Exactly as written, please set down all of the entries again, with no pictures.

===== PROVIDED DATA =====

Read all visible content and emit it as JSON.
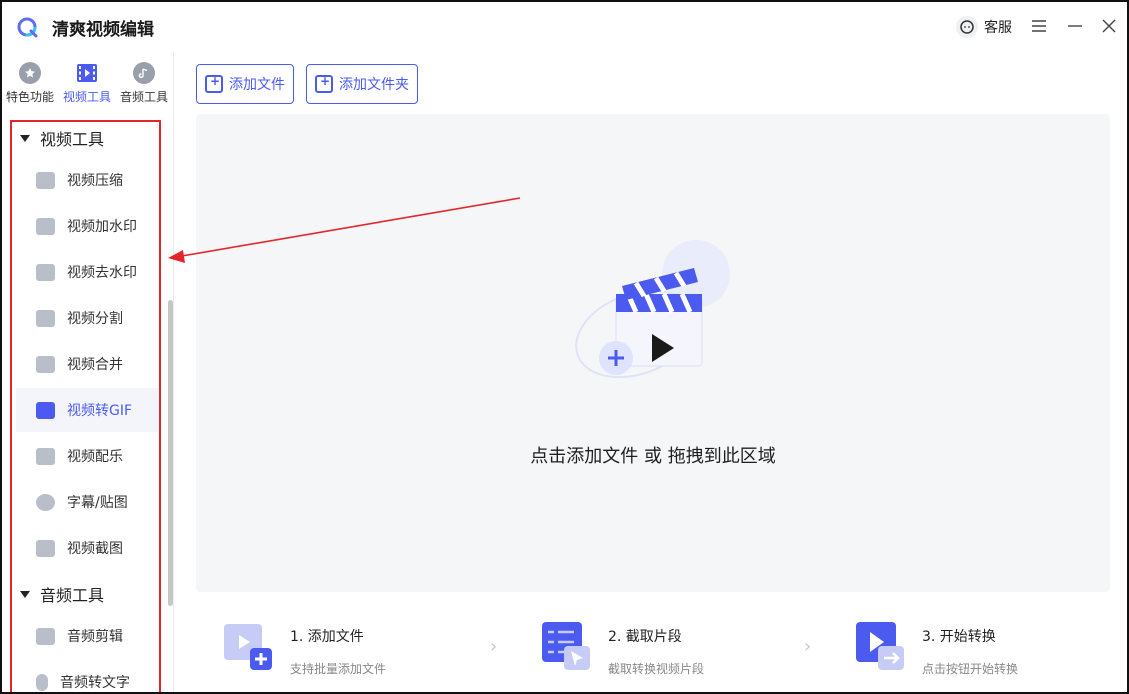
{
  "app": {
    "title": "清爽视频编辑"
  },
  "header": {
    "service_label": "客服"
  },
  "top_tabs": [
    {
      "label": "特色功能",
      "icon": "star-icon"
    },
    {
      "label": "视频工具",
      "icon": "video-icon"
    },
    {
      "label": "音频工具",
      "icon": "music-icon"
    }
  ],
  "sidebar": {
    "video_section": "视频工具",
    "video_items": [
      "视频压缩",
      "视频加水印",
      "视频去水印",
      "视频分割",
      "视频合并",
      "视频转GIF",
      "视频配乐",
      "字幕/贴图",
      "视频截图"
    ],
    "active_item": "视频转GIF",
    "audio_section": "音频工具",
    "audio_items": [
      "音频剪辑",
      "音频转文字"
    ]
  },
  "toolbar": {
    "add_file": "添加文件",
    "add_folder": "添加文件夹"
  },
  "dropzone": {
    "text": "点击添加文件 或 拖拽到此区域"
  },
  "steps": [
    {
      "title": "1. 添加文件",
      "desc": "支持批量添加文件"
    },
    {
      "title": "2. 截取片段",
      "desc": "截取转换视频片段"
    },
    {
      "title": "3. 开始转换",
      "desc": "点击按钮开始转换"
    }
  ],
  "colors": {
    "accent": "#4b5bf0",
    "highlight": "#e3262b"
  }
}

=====

**ANSWER AREA:**
Read all visible content and emit it as JSON.
{
  "app": {
    "title": "清爽视频编辑"
  },
  "header": {
    "service_label": "客服"
  },
  "top_tabs": [
    {
      "label": "特色功能",
      "icon": "star-icon"
    },
    {
      "label": "视频工具",
      "icon": "video-icon"
    },
    {
      "label": "音频工具",
      "icon": "music-icon"
    }
  ],
  "sidebar": {
    "video_section": "视频工具",
    "video_items": [
      "视频压缩",
      "视频加水印",
      "视频去水印",
      "视频分割",
      "视频合并",
      "视频转GIF",
      "视频配乐",
      "字幕/贴图",
      "视频截图"
    ],
    "active_item": "视频转GIF",
    "audio_section": "音频工具",
    "audio_items": [
      "音频剪辑",
      "音频转文字"
    ]
  },
  "toolbar": {
    "add_file": "添加文件",
    "add_folder": "添加文件夹"
  },
  "dropzone": {
    "text": "点击添加文件 或 拖拽到此区域"
  },
  "steps": [
    {
      "title": "1. 添加文件",
      "desc": "支持批量添加文件"
    },
    {
      "title": "2. 截取片段",
      "desc": "截取转换视频片段"
    },
    {
      "title": "3. 开始转换",
      "desc": "点击按钮开始转换"
    }
  ],
  "colors": {
    "accent": "#4b5bf0",
    "highlight": "#e3262b"
  }
}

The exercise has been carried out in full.